PROBLEM TO SOLVE — Give back each line of the listing below that contains the string "Stylish".

DATA TO USE —

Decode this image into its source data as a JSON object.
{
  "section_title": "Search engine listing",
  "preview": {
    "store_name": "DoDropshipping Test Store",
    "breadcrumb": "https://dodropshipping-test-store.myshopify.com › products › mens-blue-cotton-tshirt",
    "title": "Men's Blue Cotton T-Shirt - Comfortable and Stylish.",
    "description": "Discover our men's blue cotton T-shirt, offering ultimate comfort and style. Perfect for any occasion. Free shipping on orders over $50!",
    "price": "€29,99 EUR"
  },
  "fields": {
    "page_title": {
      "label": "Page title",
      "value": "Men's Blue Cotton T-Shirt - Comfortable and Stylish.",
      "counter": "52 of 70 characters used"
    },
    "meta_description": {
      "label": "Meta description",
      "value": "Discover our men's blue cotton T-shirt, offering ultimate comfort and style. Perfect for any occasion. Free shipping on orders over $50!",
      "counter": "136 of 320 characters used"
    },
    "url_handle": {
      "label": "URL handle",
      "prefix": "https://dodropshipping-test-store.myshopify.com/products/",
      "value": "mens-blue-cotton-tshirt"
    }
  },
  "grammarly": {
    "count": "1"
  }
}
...
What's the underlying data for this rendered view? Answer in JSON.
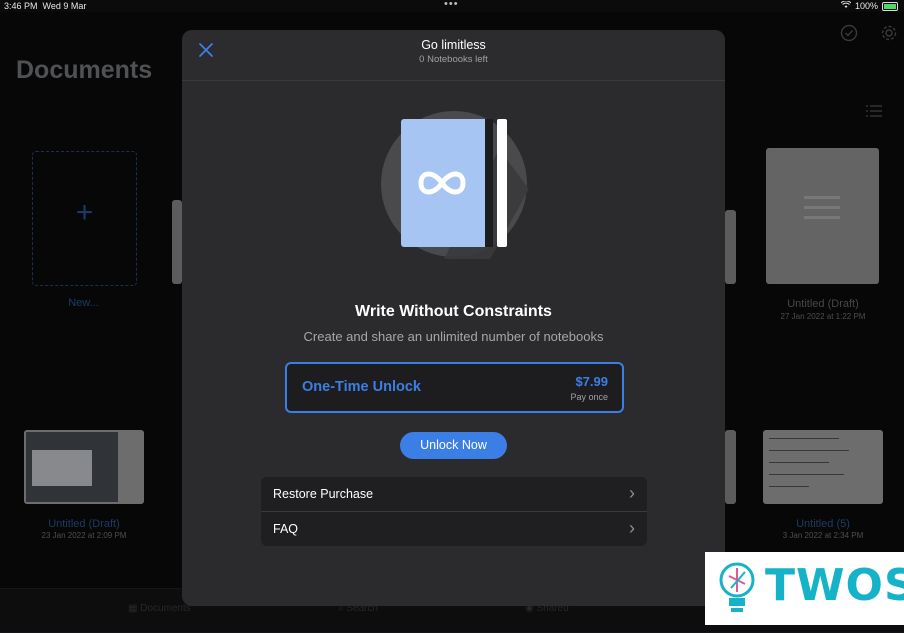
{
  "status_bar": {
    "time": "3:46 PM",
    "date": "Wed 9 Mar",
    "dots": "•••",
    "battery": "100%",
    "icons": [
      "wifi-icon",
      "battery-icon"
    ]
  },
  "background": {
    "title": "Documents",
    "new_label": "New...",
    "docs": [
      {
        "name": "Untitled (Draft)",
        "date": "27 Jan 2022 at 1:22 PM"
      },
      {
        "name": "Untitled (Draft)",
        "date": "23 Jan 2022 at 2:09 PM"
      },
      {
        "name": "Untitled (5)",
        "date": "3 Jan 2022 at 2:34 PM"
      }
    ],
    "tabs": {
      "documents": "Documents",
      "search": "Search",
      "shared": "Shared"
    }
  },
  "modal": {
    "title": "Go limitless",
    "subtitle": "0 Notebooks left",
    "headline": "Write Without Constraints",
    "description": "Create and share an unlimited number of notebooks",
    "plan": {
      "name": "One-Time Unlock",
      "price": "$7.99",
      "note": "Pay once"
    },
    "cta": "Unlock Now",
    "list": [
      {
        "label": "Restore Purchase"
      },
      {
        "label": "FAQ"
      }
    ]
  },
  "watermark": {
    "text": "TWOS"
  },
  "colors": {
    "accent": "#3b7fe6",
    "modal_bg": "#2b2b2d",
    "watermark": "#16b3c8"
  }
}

RESPONSE TO THIS EXERCISE —
    "title": "Men's Blue Cotton T-Shirt - Comfortable and Stylish.",
      "value": "Men's Blue Cotton T-Shirt - Comfortable and Stylish.",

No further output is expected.